After consultations with multiple dentists, they quickly realized that many consumers don’t even have the brushing fundamentals down—brushing for two whole minutes, twice a day, and changing brushes every three months.

“We noticed that big brands were focusing more on selling you their products and not about daily habits,” says Enever, who’s worked on projects for Panasonic, Lenovo, and Herman Miller at other design agencies. “It made sense for us to come together because we both had design sensibilities and we wanted change the mindset of oral care.”

TechCrunch Quip 3It took them about a year-and-a-half to produce an actual workable toothbrush. Quip’s lightweight and beautifully designed toothbrush has an internal smart electric motor that allows the bristles to vibrate for two minutes (every 30 seconds the toothbrush pulses, reminding you to switch to a different quadrant of your mouth). The best part is that you don’t need to charge your toothbrush, since you can easily insert a AAA battery.

They tested their first iteration on Indiegogo, and they were pleased about the positive reactions from organizations that wanted to be involved with a company focused on promoting oral care. New York University’s College of Dentistry has officially endorsed the product.

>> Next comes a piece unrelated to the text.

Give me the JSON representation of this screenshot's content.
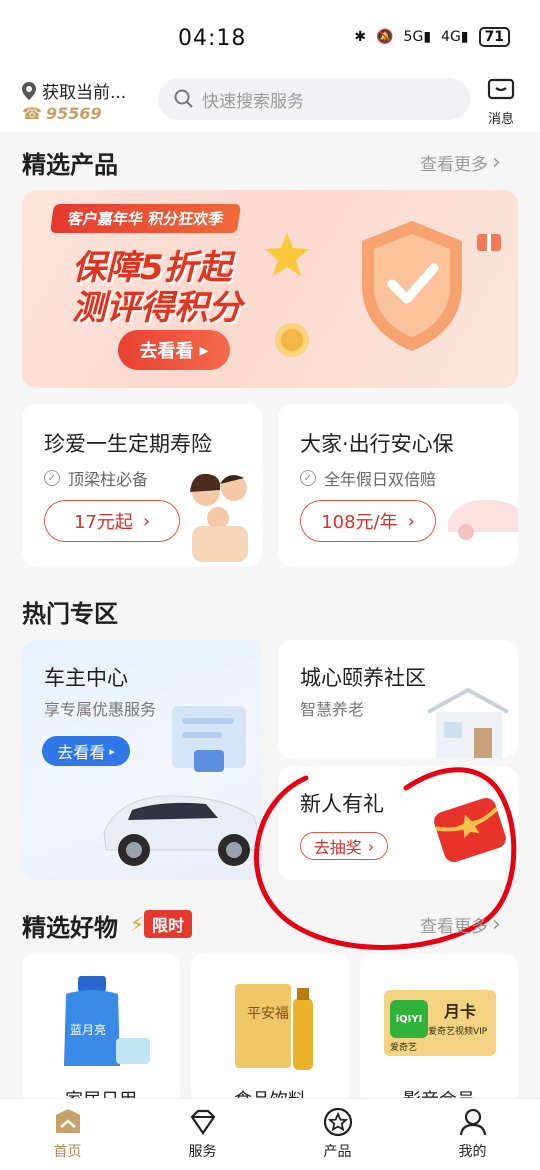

When it comes to pricing, Enever looked to brands like Harry’s and Dollar Shave Club, which are selling simple bathroom products to millennials. Starting at $20 for a manual brush ($40 for an electric one), the subscription pricing includes a case and a tube of toothpaste. You’ll get replacement packs that include a new bristle head and toothpaste for an additional $10 every three months.

As of now, the Quip team isn’t looking to focus its efforts on converting Philips or Sonicare users. They’re enthusiastic about tapping the market of manual toothbrush users and showing them the benefits of simple electronic devices.

“If we can make you more attached to your toothbrush,” says Enever, “then we’re doing the biggest job of all.”

Photo credit: Lauren Kallen

Share on FacebookTweet about this on TwitterShare on LinkedInPin on PinterestGoogle+